Vol 3, PW 1 (03 Feb 99) Midstream & Downstream

Indias market for the supply of Liquefied Petroleum Gas (LPG) is set for a fierce battle of supremacy, with Reliance Industries the likely winner.

The marketing of LPG was delicensed in 1993 and opened up to private players. Since then, a number of Indian companies have set up LPG marketing and distribution projects, notably the Shri Shakti Group and the Tamil Nadu-based Southern Petrochemical Industries Corporation (SPIC).

Last year, SPIC sold its operation to Caltex in a deal valued at $47m. Shri Shakti is currently in negotiations with Arco.

Last year also saw the arrival of some new players, among them: SHV of Holland, Elf Aquitaine, Mobil and Exxon. None of these projects, however, compare to the ambition of Wimco Petrogas and Reliance Industries.

Wimco is setting up an import jetty and storage terminal in Okha, Gujarat along with five 150,000 tons a year (t/y) bottling plants in adjoining states. Wimco anticipates that by the fifth year of operation its LPG throughput will exceed 600,000 t/y - over 15 times existing LPG sales of SPIC-Caltex.

The project is promoted by the Maharashtra-based Jatia group, which is reportedly close to signing an equity agreement with an (undisclosed) international oil major. Reliance Industries is behind the second major project and has already begun to market LPG from its fractionator at Hazira, which is producing 18-19,000 tonnes of butadiene per month, with a maximum capacity of 30,000 per month.
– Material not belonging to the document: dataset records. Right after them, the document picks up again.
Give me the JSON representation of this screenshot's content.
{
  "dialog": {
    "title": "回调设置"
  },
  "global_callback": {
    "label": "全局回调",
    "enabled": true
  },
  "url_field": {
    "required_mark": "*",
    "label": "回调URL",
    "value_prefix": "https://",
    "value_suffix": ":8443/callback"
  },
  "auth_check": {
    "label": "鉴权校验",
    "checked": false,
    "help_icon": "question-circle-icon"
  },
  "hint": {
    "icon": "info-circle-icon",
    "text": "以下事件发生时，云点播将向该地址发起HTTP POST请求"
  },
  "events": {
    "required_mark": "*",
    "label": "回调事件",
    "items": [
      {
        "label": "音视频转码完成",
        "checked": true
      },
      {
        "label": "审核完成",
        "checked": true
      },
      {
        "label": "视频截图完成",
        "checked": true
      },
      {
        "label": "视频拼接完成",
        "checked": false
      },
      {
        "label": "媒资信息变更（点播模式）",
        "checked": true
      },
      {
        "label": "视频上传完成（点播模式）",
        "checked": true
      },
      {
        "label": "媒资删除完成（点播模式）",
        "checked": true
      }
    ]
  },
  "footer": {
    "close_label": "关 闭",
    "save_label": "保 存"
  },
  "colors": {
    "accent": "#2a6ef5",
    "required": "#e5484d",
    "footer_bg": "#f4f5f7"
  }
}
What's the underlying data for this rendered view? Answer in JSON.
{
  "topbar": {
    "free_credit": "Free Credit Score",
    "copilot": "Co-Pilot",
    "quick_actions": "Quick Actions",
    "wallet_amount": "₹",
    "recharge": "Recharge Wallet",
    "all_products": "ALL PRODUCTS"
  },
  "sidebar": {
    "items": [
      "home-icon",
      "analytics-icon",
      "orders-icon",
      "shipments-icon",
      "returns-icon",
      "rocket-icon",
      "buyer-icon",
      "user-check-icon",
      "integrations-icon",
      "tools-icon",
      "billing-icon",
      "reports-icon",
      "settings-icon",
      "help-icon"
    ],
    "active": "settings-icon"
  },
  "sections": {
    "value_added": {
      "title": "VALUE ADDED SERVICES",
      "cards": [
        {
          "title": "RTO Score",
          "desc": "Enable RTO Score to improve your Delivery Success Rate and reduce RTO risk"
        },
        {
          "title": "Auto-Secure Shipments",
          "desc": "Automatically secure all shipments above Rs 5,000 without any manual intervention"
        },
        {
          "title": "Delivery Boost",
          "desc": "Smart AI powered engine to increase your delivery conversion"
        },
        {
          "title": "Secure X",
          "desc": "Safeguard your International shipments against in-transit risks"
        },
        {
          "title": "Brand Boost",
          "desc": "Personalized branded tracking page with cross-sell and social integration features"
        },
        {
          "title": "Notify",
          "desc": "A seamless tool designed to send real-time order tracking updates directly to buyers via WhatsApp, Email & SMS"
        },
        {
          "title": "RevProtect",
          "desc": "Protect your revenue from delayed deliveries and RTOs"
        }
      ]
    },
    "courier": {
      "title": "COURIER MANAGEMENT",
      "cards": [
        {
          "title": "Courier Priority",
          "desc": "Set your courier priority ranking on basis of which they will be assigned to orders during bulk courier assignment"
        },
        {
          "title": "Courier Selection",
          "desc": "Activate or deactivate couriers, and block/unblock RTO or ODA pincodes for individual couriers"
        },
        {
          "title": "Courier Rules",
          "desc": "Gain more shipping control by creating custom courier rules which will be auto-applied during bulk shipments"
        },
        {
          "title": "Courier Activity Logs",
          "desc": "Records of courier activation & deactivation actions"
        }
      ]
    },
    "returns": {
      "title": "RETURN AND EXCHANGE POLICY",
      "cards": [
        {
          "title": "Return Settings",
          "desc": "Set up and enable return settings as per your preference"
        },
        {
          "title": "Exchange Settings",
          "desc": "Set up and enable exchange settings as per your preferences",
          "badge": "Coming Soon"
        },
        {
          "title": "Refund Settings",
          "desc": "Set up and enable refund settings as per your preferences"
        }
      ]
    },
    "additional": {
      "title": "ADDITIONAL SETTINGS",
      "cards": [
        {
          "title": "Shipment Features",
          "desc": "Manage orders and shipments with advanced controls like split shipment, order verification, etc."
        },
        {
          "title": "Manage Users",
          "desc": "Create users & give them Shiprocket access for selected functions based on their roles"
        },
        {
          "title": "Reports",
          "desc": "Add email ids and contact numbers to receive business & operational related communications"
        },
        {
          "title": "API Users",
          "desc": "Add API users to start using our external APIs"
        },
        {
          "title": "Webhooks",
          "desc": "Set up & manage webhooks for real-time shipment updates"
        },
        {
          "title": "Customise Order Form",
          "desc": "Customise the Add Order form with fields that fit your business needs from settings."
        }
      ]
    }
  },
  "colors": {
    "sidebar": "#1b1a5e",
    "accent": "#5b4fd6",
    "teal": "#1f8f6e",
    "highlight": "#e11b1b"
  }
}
By 2000, Reliance is expected to begin flooding the market with cheap, low cost LPG when its 27-28m t/y refinery in Jamnagar comes on stream, producing over 1m t/y of LPG - equivalent to 25% of national demand. The good news for smaller private players is that Reliance and Wimco are - for the moment at least - only focusing on Gujarat and Maharashtra.